Here’s a sample:
This image is one that I drew during the first night of MIX — it was just a random sketch at first, but watching the infinitely talented scholar-artist Azisa Noor inspired me to try to do something more. Which it really wasn’t. Though, earlier in the night, I did get caught drawing a dragon — which is a bit of a spoiler for the post after this one…
But wait — an idea hit me while watching/attending a presentation on women who create comics — specifically, I wanted to ask them, what kind of stories do they wish there were more of? But it seemed like an inane question, and one that I only really wanted to ask as a dude who happens to create a lot of stories about women. Still, attending their panel reminded me that a big reason that I create comics is to tell good stories about strong, vulnerable, realistically complex and not-so-idealizedly-complex women. And that is a big part of the Sadie Hawkins book that I’m currently working on.

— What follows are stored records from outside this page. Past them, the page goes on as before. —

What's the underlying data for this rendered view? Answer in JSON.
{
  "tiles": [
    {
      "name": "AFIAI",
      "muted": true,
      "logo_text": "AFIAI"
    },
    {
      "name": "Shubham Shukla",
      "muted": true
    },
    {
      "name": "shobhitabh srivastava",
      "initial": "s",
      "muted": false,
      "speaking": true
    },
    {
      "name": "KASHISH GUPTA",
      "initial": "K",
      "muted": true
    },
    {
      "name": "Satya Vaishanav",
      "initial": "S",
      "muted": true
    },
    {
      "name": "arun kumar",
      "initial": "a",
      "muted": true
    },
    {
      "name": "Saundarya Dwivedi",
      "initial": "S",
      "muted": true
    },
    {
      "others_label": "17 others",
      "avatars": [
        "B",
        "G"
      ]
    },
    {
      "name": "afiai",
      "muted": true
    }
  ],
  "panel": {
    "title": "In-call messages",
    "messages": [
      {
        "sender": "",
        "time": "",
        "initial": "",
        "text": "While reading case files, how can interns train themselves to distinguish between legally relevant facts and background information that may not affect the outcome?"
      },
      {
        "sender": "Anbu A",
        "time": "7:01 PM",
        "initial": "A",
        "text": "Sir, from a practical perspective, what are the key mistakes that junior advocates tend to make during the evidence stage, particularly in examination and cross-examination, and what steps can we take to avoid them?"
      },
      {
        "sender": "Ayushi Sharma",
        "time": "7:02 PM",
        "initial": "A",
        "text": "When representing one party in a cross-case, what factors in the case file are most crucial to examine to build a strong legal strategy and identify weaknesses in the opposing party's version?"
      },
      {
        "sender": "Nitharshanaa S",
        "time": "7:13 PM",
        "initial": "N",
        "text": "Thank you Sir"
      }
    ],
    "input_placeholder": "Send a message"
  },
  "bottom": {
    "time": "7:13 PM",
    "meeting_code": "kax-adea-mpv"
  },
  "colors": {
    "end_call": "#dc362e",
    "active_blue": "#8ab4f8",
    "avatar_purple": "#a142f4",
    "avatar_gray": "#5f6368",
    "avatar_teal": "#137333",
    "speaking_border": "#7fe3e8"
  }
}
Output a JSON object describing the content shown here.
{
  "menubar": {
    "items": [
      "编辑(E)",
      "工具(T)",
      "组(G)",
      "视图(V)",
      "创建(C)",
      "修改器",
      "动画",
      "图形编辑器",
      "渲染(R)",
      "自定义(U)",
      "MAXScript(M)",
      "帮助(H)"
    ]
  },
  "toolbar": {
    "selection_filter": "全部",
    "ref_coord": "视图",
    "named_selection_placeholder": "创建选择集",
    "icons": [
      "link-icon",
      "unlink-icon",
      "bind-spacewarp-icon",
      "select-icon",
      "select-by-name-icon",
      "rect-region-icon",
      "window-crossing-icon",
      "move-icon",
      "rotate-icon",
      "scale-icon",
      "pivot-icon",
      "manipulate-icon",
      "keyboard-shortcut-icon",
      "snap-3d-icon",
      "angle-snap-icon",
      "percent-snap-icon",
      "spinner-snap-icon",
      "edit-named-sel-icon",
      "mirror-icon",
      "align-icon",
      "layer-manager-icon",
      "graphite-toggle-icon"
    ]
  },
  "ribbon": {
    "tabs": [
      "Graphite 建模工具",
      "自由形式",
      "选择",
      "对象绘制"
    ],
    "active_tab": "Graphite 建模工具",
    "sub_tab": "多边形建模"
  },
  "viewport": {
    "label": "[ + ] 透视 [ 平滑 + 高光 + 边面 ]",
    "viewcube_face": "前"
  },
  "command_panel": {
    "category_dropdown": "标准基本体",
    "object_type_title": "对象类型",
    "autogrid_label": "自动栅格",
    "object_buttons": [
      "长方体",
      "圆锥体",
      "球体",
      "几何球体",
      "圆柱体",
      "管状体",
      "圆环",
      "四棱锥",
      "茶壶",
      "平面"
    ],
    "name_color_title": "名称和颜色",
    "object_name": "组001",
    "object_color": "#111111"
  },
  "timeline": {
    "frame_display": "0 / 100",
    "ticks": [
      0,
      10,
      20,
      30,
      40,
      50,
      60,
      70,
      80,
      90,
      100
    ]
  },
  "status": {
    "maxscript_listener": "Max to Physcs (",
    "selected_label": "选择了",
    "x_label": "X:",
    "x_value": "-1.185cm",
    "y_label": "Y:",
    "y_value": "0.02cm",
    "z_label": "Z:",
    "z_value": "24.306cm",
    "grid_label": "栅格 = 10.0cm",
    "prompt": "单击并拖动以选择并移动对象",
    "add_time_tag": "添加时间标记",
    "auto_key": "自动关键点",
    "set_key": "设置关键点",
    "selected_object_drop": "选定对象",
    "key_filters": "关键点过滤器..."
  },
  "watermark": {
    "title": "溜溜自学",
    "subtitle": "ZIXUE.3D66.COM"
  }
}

And one of the people on the panel said that she wanted to see more images of powerful women — which sparked an idea. What if, instead of creating fairly posed images of my characters for promotional art (which I’ve been planning), I focused on the women in my comics and drew each of them with the phrase “I am a powerful woman” followed by something unique to the individual character.
So that’s the plan — instead of using an image like the one above (which I still kinda like — though I definitely overdid high-school-Sadie’s hair). In the next few days, I hope to put up a rough sketch to give you an idea of what I’m thinking about…along with a few more images related to MIX — so watch for updates!
That’s all for now,